For an investment of $20 and one week, parents can ship a teenager off to camp with the police and get back a disciplined, motivated young adult. That sounds a lot less fun than it is, former campers would say.
The 2014 camp, the ninth put on by the Illinois State Police in District 11, will be from July 13 through 19 at Principia College in Elsah. There, about 50 metro-east teens between 13 and 16 will attend everything from safety classes to gun and drug presentations. Trooper Calvin Dye Jr. of the Illinois State Police says the Team Illinois Youth Police Camp is an experience that stays with teens.
Graduating cadets agree.
"The counselors really put it in you, that they believe in you," said former cadet Lucas Ford.
Ford, now 23 and a security guard at the Casino Queen, says he was a shy but athletic 15 year old at his first Youth Police Camp.
"It really helped me solidify what I wanted to do," Ford said. He went on to become a cadet mentor and later a counselor at the weeklong camp. He has a degree in sociology from McKendree University with an emphasis in criminal justice.
Not everyone attending the camp plans on joining law enforcement.
"Some kids are recommended by juvenile judges, some simply have aspirations of becoming a cop or joinging the military, and come since it's paramiltary," Dye said. "Some are struggling in school and at home with structure and authority, so camp is beneficial for all, no matter how you ended up at camp."
The camp stresses morning physical training and days of classes. "Cadets" are challenged with "Teamwork, Commitment and Pride" while attending presentations from fire departments, the tactical response team, and K-9 units. The week includes first-responder training and field trips, as well as a county coroner's presentation.
"At first I thought it was for bad kids, like a scared straight," said Otis Miller. But a relative in law enforcement persuaded Miller otherwise for his daughter.
"She's not even thinking about a career in police," Miller said.
He said Janelle wanted to come home that first night.
"By the end, you see videos of them on different field trips and swimming and different things, just kids being kids," he said.
Janelle Miller, 17, is volunteering this summer while on break from Rosati-Kain High School in St. Louis.

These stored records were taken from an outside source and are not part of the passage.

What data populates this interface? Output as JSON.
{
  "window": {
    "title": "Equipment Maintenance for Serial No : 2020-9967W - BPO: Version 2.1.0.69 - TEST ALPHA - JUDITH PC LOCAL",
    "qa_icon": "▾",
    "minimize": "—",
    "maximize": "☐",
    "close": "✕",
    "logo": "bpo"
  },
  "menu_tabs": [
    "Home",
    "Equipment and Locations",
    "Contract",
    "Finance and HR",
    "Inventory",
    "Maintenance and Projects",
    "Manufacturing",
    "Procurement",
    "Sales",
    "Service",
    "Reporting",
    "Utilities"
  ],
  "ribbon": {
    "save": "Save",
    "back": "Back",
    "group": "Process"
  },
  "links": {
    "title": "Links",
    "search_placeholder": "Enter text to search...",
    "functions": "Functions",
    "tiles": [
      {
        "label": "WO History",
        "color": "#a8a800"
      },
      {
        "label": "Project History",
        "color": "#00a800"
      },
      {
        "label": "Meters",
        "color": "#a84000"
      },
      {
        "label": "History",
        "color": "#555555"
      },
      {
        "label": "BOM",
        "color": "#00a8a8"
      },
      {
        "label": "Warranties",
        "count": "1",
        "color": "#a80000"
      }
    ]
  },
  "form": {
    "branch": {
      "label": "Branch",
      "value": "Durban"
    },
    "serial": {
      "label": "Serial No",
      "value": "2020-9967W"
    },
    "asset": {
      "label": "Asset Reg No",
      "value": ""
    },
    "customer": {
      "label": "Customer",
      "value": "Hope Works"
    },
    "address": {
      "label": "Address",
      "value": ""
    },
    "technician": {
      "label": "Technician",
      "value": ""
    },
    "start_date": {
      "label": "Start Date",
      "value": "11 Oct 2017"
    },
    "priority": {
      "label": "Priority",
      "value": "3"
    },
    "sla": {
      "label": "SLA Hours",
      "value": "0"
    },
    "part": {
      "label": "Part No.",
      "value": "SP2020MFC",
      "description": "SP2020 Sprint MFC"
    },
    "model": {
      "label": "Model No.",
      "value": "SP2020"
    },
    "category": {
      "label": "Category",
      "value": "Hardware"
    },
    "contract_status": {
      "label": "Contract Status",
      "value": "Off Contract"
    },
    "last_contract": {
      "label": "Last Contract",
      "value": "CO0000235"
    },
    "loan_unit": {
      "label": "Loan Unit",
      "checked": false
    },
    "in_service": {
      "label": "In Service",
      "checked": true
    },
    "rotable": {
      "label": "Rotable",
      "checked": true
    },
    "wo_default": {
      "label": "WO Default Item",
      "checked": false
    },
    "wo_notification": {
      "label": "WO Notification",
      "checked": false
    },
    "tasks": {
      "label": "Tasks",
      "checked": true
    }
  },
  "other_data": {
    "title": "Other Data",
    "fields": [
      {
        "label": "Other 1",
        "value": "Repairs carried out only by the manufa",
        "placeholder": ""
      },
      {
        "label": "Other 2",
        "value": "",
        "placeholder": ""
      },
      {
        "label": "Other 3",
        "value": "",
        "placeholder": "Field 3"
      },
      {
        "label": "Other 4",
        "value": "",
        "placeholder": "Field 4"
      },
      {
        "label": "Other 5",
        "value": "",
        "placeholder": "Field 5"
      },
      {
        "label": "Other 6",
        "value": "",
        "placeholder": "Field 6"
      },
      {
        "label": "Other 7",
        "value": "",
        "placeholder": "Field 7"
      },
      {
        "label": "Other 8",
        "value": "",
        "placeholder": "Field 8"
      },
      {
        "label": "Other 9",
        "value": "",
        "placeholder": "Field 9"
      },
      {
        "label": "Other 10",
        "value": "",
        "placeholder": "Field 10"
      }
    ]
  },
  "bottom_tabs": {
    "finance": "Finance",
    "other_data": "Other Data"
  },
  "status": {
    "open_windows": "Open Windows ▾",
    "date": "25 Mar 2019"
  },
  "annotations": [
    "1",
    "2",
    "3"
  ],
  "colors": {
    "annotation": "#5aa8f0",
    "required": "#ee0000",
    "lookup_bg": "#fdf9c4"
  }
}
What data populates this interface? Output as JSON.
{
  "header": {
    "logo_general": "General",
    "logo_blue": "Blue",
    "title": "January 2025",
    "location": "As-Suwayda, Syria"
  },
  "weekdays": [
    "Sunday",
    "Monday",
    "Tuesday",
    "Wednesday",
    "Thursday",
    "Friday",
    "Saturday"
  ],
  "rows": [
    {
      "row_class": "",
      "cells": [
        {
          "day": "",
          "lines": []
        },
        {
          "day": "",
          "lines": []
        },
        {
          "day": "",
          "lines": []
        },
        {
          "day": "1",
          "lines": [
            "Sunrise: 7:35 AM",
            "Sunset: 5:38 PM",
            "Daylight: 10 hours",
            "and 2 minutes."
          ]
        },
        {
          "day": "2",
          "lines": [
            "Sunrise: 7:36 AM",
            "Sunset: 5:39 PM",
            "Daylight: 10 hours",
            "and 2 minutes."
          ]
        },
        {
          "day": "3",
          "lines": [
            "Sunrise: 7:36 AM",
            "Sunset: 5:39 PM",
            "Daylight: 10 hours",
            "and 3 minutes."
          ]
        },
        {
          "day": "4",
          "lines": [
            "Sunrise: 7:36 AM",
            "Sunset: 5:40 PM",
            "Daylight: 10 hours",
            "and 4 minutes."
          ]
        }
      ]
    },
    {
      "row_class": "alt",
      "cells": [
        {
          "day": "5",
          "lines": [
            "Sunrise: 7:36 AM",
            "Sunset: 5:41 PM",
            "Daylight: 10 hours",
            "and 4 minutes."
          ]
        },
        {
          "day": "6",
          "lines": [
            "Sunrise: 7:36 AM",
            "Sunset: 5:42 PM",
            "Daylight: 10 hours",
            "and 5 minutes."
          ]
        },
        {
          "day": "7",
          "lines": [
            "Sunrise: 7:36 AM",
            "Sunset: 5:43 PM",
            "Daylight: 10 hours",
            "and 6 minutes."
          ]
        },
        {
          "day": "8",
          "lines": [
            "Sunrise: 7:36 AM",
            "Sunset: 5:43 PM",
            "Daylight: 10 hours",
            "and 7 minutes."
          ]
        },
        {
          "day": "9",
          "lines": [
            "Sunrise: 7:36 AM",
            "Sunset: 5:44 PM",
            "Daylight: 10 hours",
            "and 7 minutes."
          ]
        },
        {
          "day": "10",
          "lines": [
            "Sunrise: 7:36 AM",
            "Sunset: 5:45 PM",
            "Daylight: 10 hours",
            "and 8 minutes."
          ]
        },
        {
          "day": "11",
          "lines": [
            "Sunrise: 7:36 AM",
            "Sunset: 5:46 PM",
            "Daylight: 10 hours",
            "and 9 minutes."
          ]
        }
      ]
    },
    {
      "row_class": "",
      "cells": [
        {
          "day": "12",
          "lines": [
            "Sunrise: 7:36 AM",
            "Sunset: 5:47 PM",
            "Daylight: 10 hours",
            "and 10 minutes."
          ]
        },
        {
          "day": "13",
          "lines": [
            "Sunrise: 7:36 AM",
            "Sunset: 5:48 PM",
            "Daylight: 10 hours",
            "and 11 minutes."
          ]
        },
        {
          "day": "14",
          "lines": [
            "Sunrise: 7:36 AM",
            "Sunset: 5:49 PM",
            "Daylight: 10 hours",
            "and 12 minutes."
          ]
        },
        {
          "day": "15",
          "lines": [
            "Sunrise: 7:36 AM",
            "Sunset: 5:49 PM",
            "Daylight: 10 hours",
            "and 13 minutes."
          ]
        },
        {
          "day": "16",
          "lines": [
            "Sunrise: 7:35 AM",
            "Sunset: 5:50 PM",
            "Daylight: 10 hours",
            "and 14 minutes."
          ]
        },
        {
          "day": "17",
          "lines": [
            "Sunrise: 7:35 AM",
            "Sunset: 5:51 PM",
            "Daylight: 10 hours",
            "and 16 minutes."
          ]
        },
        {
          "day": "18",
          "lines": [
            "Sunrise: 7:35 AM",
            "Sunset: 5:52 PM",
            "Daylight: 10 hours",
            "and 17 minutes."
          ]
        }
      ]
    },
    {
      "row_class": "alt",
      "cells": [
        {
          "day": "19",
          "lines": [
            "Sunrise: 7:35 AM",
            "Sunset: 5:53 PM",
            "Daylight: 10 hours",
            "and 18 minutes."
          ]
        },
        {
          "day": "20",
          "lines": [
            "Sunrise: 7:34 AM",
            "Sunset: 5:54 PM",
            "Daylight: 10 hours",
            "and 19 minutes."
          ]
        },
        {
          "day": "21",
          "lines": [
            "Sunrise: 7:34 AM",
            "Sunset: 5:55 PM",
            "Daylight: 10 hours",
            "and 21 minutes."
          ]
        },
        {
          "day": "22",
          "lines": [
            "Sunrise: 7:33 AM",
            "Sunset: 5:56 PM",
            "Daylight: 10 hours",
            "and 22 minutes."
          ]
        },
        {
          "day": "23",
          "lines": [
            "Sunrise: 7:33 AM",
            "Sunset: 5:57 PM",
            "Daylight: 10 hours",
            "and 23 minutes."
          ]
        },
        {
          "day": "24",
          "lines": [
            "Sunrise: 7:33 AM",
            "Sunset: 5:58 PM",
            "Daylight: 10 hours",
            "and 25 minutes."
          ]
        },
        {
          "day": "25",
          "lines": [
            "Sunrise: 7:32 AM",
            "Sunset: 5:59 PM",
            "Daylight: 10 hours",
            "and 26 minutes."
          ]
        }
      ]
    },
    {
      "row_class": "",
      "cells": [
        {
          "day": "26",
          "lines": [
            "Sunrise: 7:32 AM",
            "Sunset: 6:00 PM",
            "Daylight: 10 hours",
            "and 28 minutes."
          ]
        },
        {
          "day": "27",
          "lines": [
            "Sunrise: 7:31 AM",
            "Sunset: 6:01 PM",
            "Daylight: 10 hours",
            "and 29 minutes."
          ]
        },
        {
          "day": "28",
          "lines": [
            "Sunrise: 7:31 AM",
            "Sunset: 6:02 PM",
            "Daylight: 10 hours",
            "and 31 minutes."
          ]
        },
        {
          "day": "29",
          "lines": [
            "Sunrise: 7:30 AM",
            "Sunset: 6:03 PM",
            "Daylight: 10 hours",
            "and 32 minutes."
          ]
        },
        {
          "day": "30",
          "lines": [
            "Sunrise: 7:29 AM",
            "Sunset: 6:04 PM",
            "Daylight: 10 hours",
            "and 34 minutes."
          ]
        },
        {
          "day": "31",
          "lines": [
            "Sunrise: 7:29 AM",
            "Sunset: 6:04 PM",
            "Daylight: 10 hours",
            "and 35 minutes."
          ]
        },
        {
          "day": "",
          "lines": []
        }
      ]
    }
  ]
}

The East St. Louis teen made new friends at the camp, saying that no electronics were allowed during camp so there was a mad rush the next week to get on Facebook and text.
Team-building skills is part of the camp philosophy and built into much of the class work and physical training.
"They would have drills to challenge us, it wasn't so much to complete them as it was to you giving your best effort, ... trying to push yourself," Janelle Miller said.
Want to go?
Get an application by calling 618-973-3050 or email email@example.com
Applications are due June 23.
Ages: 13, 14, 15, 16
Contact reporter Mary Cooley at firstname.lastname@example.org or call 618-239-2535.